The survey found that only a third “feel safe to be out” in their local churches and one in five feel “safe to be out to the wider Christian community”.
A fifth of respondents said they feel “apprehensive” when attending their local church with less than a third (31 per cent) saying they could “be themselves”.
Many respondents felt that whilst their churches take their “physical safety” seriously they indicated that their “spiritual”, “sexual” and “emotional” safety was taken far less so.
The survey showed what safety means for LGBT+ Christians. When asked what it meant to feel “safe to be yourself in your church”, three quarters of LGBT+ Christians chose “I’m not worried what might be said in the sermon” and “I can be open with the clergy about my sexuality and/or gender identity”.
The most significant factor that is currently helping LGBT+ people feel safe in their churches is being “aware that there are other LGBT+ people in our congregation” (52 per cent).
When asked what can be done to help them feel safer, nearly half (46 per cent) said “knowing that our leaders affirm same-sex relationships” alongside “putting an inclusive statement on the website” (41 per cent).
A quarter (26 per cent) agree that things are “a little safer” than five years ago and nearly a fifth (18 per cent) said things are “much safer”.
The independent research consultant, Dr Carr, who specialises in mental health and social care research, said in the foreword, ‘The findings show that fear and anticipation as well as experiences of hostility and discrimination can make churches feel unsafe, exclusionary environments where many LGBT+ people state they “feel scared to be themselves”.
'Whilst there was a recognition that churches focused on physical aspects of safeguarding, attention to emotional and psychological safeguarding was found wanting - which the findings imply are just the type of safeguarding LGBT+ Christians need.’
Jayne Ozanne, Director of the Ozanne Foundation, who organised the research, said, ‘This research shows just how vulnerable LGBT+ Christians feel in our churches. The fact that so many are apprehensive about attending church and are worried about what might be said in the sermon should come as a serious wake-up call to church leaders.
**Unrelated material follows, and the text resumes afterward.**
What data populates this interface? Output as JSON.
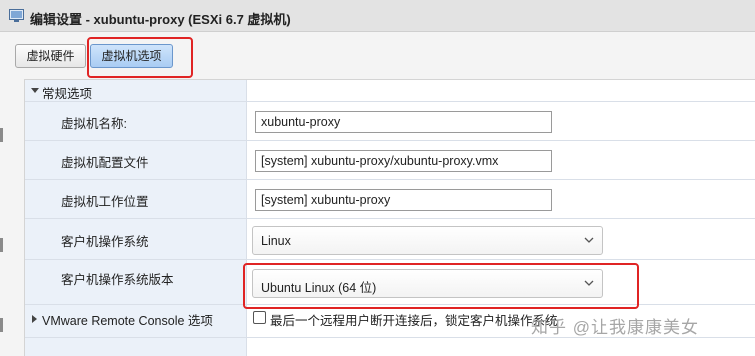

It’s time we took the wellbeing of LGBT+ people in our care seriously and look at ways in which we can help them feel safe.’
Access the full report here.